Infants born prematurely struggle with undeveloped lungs, inadequate digestive systems and other physical challenges associated with coming into the world too soon. Research now suggests that their early exposure to a mechanical, uncomfortable world may cause them to suffer from sensory or motor deficiencies as they develop. The womb is not an incubator; it is an environment in which a baby is surrounded, warmed, stimulated by movement and comforted by the sound of its mother’s heartbeat and voice. To simulate comparable sensations, the Hohenstein Institute in Bönnigheim, Germany, has launched a research project to develop an artificial uterus as a form of “textile therapy” for premature infants. Industry partners include Beluga-Tauchsport GmbH, a manufacturer of medical and health products for children, and M. Zellner GmbH, manufacturer of fabrics and spacer materials for mattresses and orthotic devices.
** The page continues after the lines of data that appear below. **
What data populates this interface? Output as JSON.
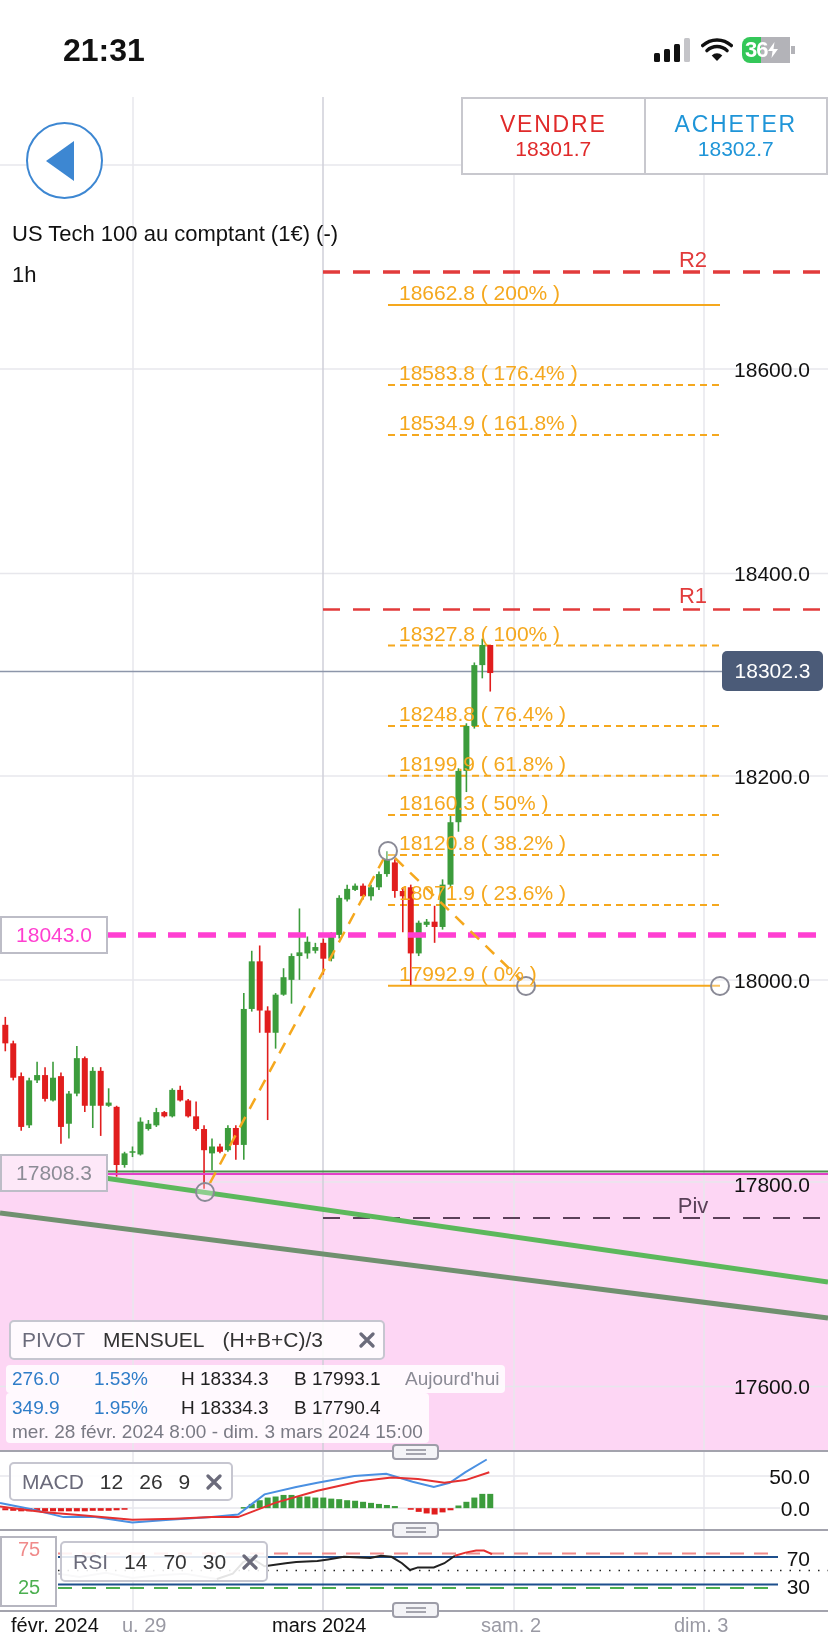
{
  "status_bar": {
    "time": "21:31",
    "battery": "36"
  },
  "trade_buttons": [
    {
      "kind": "sell",
      "label": "VENDRE",
      "price": "18301.7"
    },
    {
      "kind": "buy",
      "label": "ACHETER",
      "price": "18302.7"
    }
  ],
  "instrument": {
    "name": "US Tech 100 au comptant (1€) (-)",
    "timeframe": "1h"
  },
  "price_axis": [
    "18600.0",
    "18400.0",
    "18200.0",
    "18000.0",
    "17800.0",
    "17600.0"
  ],
  "pivot_levels": [
    {
      "label": "R2",
      "kind": "resistance"
    },
    {
      "label": "R1",
      "kind": "resistance"
    },
    {
      "label": "Piv",
      "kind": "pivot"
    }
  ],
  "fibonacci": [
    {
      "label": "18662.8 ( 200% )",
      "kind": "solid"
    },
    {
      "label": "18583.8 ( 176.4% )",
      "kind": "dashed"
    },
    {
      "label": "18534.9 ( 161.8% )",
      "kind": "dashed"
    },
    {
      "label": "18327.8 ( 100% )",
      "kind": "dashed"
    },
    {
      "label": "18248.8 ( 76.4% )",
      "kind": "dashed"
    },
    {
      "label": "18199.9 ( 61.8% )",
      "kind": "dashed"
    },
    {
      "label": "18160.3 ( 50% )",
      "kind": "dashed"
    },
    {
      "label": "18120.8 ( 38.2% )",
      "kind": "dashed"
    },
    {
      "label": "18071.9 ( 23.6% )",
      "kind": "dashed"
    },
    {
      "label": "17992.9 ( 0% )",
      "kind": "solid"
    }
  ],
  "current_price": "18302.3",
  "alert_lines": [
    {
      "label": "18043.0",
      "kind": "dashed"
    },
    {
      "label": "17808.3",
      "kind": "solid"
    }
  ],
  "pivot_legend": {
    "name": "PIVOT",
    "period": "MENSUEL",
    "formula": "(H+B+C)/3"
  },
  "pivot_stats": {
    "rows": [
      {
        "points": "276.0",
        "percent": "1.53%",
        "high": "H 18334.3",
        "low": "B 17993.1",
        "period": "Aujourd'hui"
      },
      {
        "points": "349.9",
        "percent": "1.95%",
        "high": "H 18334.3",
        "low": "B 17790.4"
      }
    ],
    "range": "mer. 28 févr. 2024 8:00 - dim. 3 mars 2024 15:00"
  },
  "macd": {
    "name": "MACD",
    "params": [
      "12",
      "26",
      "9"
    ],
    "axis": [
      "50.0",
      "0.0"
    ]
  },
  "rsi": {
    "name": "RSI",
    "params": [
      "14",
      "70",
      "30"
    ],
    "bands": [
      "75",
      "25"
    ],
    "axis": [
      "70",
      "30"
    ]
  },
  "time_axis": [
    {
      "label": "févr. 2024",
      "kind": "month"
    },
    {
      "label": "u. 29",
      "kind": "day"
    },
    {
      "label": "mars 2024",
      "kind": "month"
    },
    {
      "label": "sam. 2",
      "kind": "day"
    },
    {
      "label": "dim. 3",
      "kind": "day"
    }
  ]
}
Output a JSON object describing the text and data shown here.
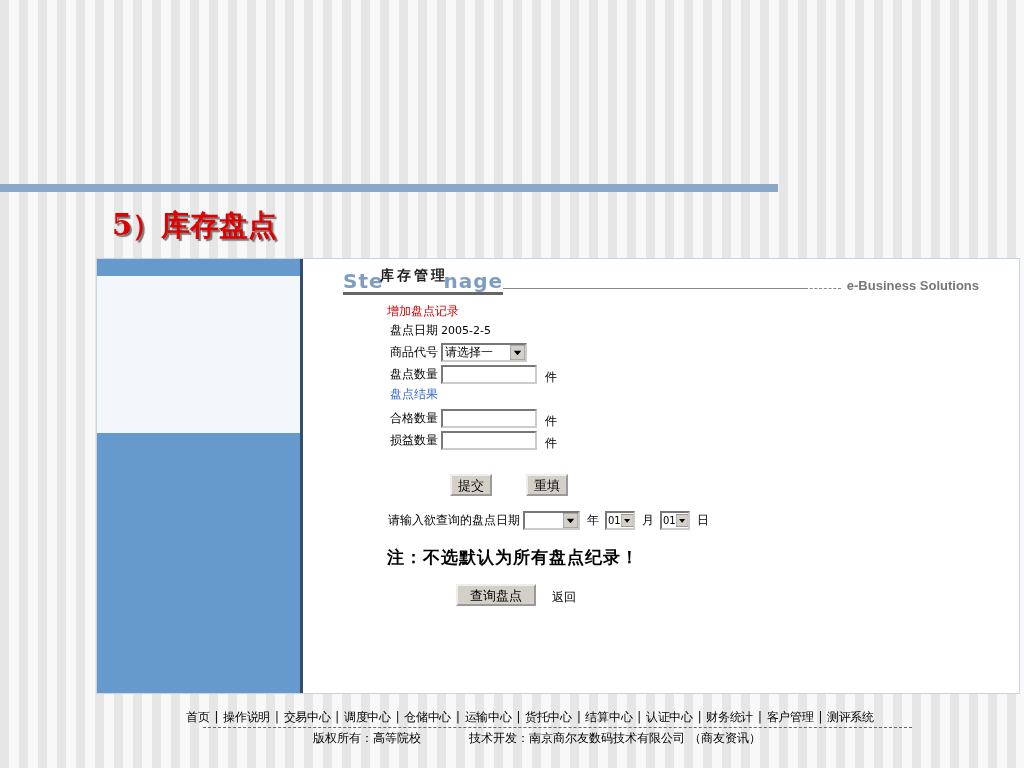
{
  "slide": {
    "title": "5）库存盘点"
  },
  "header": {
    "logo_fragments": [
      "Ste",
      "nage"
    ],
    "title": "库存管理",
    "tagline": "e-Business Solutions"
  },
  "form": {
    "heading": "增加盘点记录",
    "date_label": "盘点日期",
    "date_value": "2005-2-5",
    "fields": [
      {
        "kind": "select",
        "label": "商品代号",
        "value": "请选择一"
      },
      {
        "kind": "input",
        "label": "盘点数量",
        "unit": "件"
      },
      {
        "kind": "section",
        "label": "盘点结果"
      },
      {
        "kind": "input",
        "label": "合格数量",
        "unit": "件"
      },
      {
        "kind": "input",
        "label": "损益数量",
        "unit": "件"
      }
    ],
    "buttons": [
      "提交",
      "重填"
    ]
  },
  "query": {
    "label": "请输入欲查询的盘点日期",
    "parts": [
      {
        "unit": "年"
      },
      {
        "value": "01",
        "unit": "月"
      },
      {
        "value": "01",
        "unit": "日"
      }
    ],
    "note": "注：不选默认为所有盘点纪录！",
    "button": "查询盘点",
    "back_link": "返回"
  },
  "footer": {
    "separator": "|",
    "nav": [
      "首页",
      "操作说明",
      "交易中心",
      "调度中心",
      "仓储中心",
      "运输中心",
      "货托中心",
      "结算中心",
      "认证中心",
      "财务统计",
      "客户管理",
      "测评系统"
    ],
    "copyright": "版权所有：高等院校",
    "developer": "技术开发：南京商尔友数码技术有限公司 （商友资讯）"
  }
}
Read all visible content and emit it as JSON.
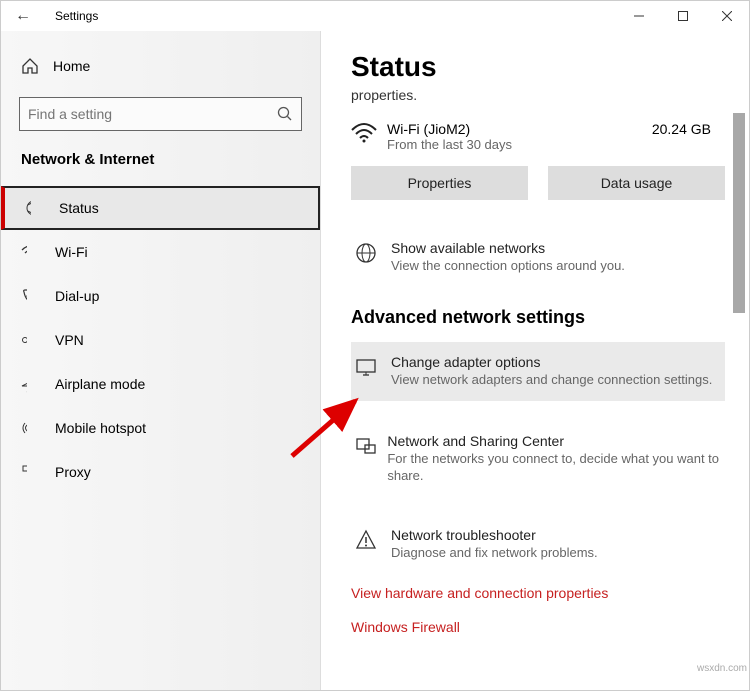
{
  "window": {
    "title": "Settings"
  },
  "sidebar": {
    "home": "Home",
    "search_placeholder": "Find a setting",
    "section": "Network & Internet",
    "items": [
      {
        "label": "Status"
      },
      {
        "label": "Wi-Fi"
      },
      {
        "label": "Dial-up"
      },
      {
        "label": "VPN"
      },
      {
        "label": "Airplane mode"
      },
      {
        "label": "Mobile hotspot"
      },
      {
        "label": "Proxy"
      }
    ]
  },
  "content": {
    "heading": "Status",
    "subheading": "properties.",
    "wifi": {
      "name": "Wi-Fi (JioM2)",
      "period": "From the last 30 days",
      "usage": "20.24 GB"
    },
    "buttons": {
      "props": "Properties",
      "data": "Data usage"
    },
    "available": {
      "title": "Show available networks",
      "desc": "View the connection options around you."
    },
    "adv_heading": "Advanced network settings",
    "adapter": {
      "title": "Change adapter options",
      "desc": "View network adapters and change connection settings."
    },
    "sharing": {
      "title": "Network and Sharing Center",
      "desc": "For the networks you connect to, decide what you want to share."
    },
    "trouble": {
      "title": "Network troubleshooter",
      "desc": "Diagnose and fix network problems."
    },
    "link1": "View hardware and connection properties",
    "link2": "Windows Firewall"
  },
  "watermark": "wsxdn.com"
}
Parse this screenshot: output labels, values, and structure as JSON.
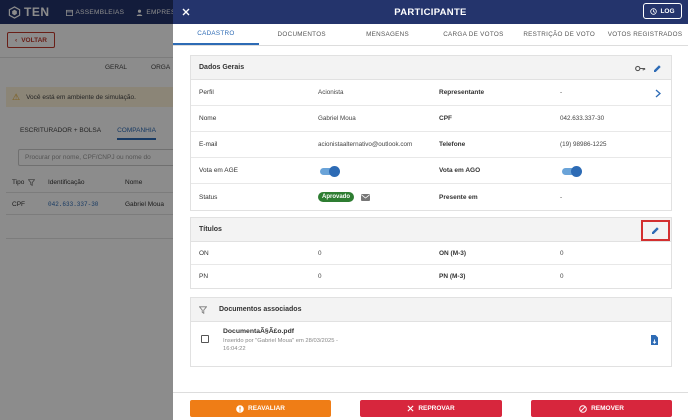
{
  "background": {
    "logo_text": "TEN",
    "nav": [
      "ASSEMBLEIAS",
      "EMPRESA"
    ],
    "back_label": "VOLTAR",
    "tabs": [
      "GERAL",
      "ORGA"
    ],
    "alert": "Você está em ambiente de simulação.",
    "subtabs": [
      "ESCRITURADOR + BOLSA",
      "COMPANHIA"
    ],
    "search_placeholder": "Procurar por nome, CPF/CNPJ ou nome do",
    "columns": [
      "Tipo",
      "Identificação",
      "Nome"
    ],
    "row": {
      "tipo": "CPF",
      "identificacao": "042.633.337-30",
      "nome": "Gabriel Moua"
    }
  },
  "drawer": {
    "title": "PARTICIPANTE",
    "log_label": "LOG",
    "tabs": [
      "CADASTRO",
      "DOCUMENTOS",
      "MENSAGENS",
      "CARGA DE VOTOS",
      "RESTRIÇÃO DE VOTO",
      "VOTOS REGISTRADOS"
    ],
    "active_tab": "CADASTRO",
    "dados": {
      "title": "Dados Gerais",
      "perfil_label": "Perfil",
      "perfil_value": "Acionista",
      "representante_label": "Representante",
      "representante_value": "-",
      "nome_label": "Nome",
      "nome_value": "Gabriel Moua",
      "cpf_label": "CPF",
      "cpf_value": "042.633.337-30",
      "email_label": "E-mail",
      "email_value": "acionistaalternativo@outlook.com",
      "telefone_label": "Telefone",
      "telefone_value": "(19) 98986-1225",
      "age_label": "Vota em AGE",
      "ago_label": "Vota em AGO",
      "status_label": "Status",
      "status_value": "Aprovado",
      "presente_label": "Presente em",
      "presente_value": "-"
    },
    "titulos": {
      "title": "Títulos",
      "on_label": "ON",
      "on_value": "0",
      "on_m3_label": "ON (M-3)",
      "on_m3_value": "0",
      "pn_label": "PN",
      "pn_value": "0",
      "pn_m3_label": "PN (M-3)",
      "pn_m3_value": "0"
    },
    "documentos": {
      "title": "Documentos associados",
      "file_name": "DocumentaÃ§Ã£o.pdf",
      "file_meta": "Inserido por \"Gabriel Moua\" em 28/03/2025 - 16:04:22"
    },
    "footer": {
      "reavaliar": "REAVALIAR",
      "reprovar": "REPROVAR",
      "remover": "REMOVER"
    }
  },
  "colors": {
    "header": "#24346c",
    "accent": "#2d6bb5",
    "reavaliar": "#ef7d16",
    "reprovar": "#d7263d",
    "remover": "#d7263d",
    "approved": "#2e7d32"
  }
}
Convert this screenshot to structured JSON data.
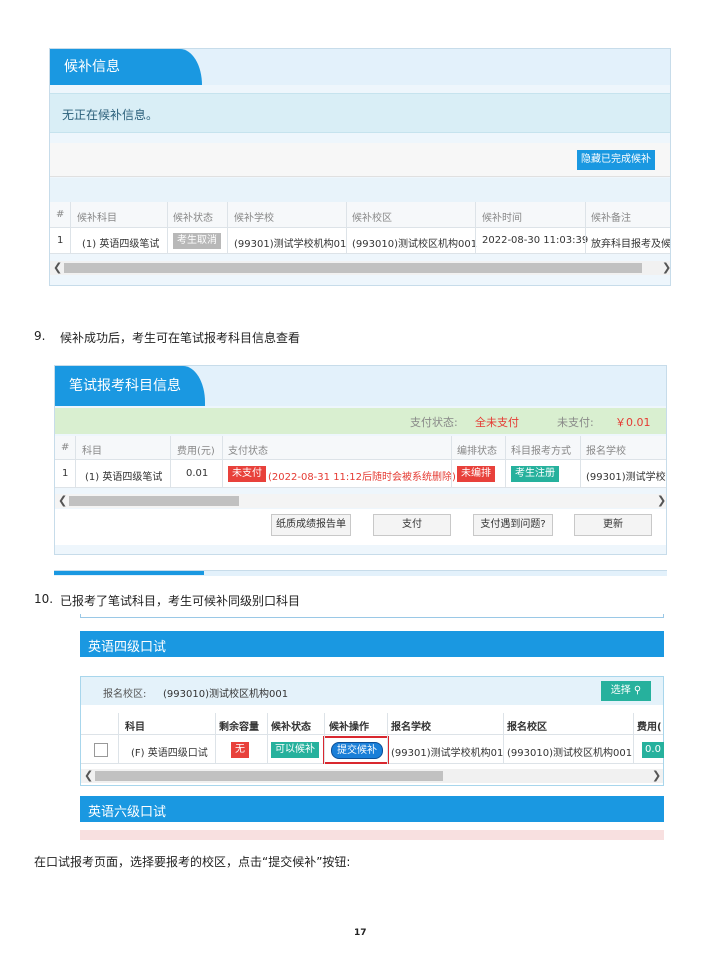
{
  "panel1": {
    "title": "候补信息",
    "notice": "无正在候补信息。",
    "hide_button": "隐藏已完成候补",
    "headers": [
      "#",
      "候补科目",
      "候补状态",
      "候补学校",
      "候补校区",
      "候补时间",
      "候补备注"
    ],
    "row": {
      "index": "1",
      "subject": "(1) 英语四级笔试",
      "status": "考生取消",
      "school": "(99301)测试学校机构01",
      "campus": "(993010)测试校区机构001",
      "time": "2022-08-30 11:03:39",
      "remark": "放弃科目报考及候补"
    }
  },
  "step9": {
    "num": "9.",
    "text": "候补成功后，考生可在笔试报考科目信息查看"
  },
  "panel2": {
    "title": "笔试报考科目信息",
    "pay_status_label": "支付状态:",
    "pay_status_value": "全未支付",
    "unpaid_label": "未支付:",
    "unpaid_value": "￥0.01",
    "headers": [
      "#",
      "科目",
      "费用(元)",
      "支付状态",
      "编排状态",
      "科目报考方式",
      "报名学校"
    ],
    "row": {
      "index": "1",
      "subject": "(1) 英语四级笔试",
      "fee": "0.01",
      "pay_badge": "未支付",
      "pay_note": "(2022-08-31 11:12后随时会被系统删除)",
      "arrange_badge": "未编排",
      "method_badge": "考生注册",
      "school": "(99301)测试学校机"
    },
    "buttons": [
      "纸质成绩报告单",
      "支付",
      "支付遇到问题?",
      "更新"
    ]
  },
  "step10": {
    "num": "10.",
    "text": "已报考了笔试科目，考生可候补同级别口科目"
  },
  "panel3": {
    "title": "英语四级口试",
    "campus_label": "报名校区:",
    "campus_value": "(993010)测试校区机构001",
    "select_button": "选择",
    "headers": [
      "科目",
      "剩余容量",
      "候补状态",
      "候补操作",
      "报名学校",
      "报名校区",
      "费用("
    ],
    "row": {
      "subject": "(F) 英语四级口试",
      "capacity_badge": "无",
      "status_badge": "可以候补",
      "action_button": "提交候补",
      "school": "(99301)测试学校机构01",
      "campus": "(993010)测试校区机构001",
      "fee_badge": "0.0"
    },
    "next_title": "英语六级口试"
  },
  "instruction": "在口试报考页面，选择要报考的校区，点击“提交候补”按钮:",
  "page_number": "17",
  "colors": {
    "tab_blue": "#1a98e1",
    "red": "#e8413b",
    "teal": "#26b19d",
    "gray_badge": "#b8b8b8"
  }
}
So far, the research has identified several features of an effective artificial womb, and it seems like a demanding formula. The material properties of the textile, such as its feel, elasticity and resistance, must be as close to the womb as possible. The best combination of fiber and fabric structure will be important as well. The faux womb will need a mechanical textile actuator to provide sensory and motor stimuli and a sense of equilibrium to promote development of the infant’s brain. Finally, the sound of the mother’s heartbeat and voice both soothe and stimulate infants in the womb, and the artificial womb must have this capability. Despite these ambitious criteria, the research team expects to have the first prototype as early as 2015. Find out more at www.hohenstein.de.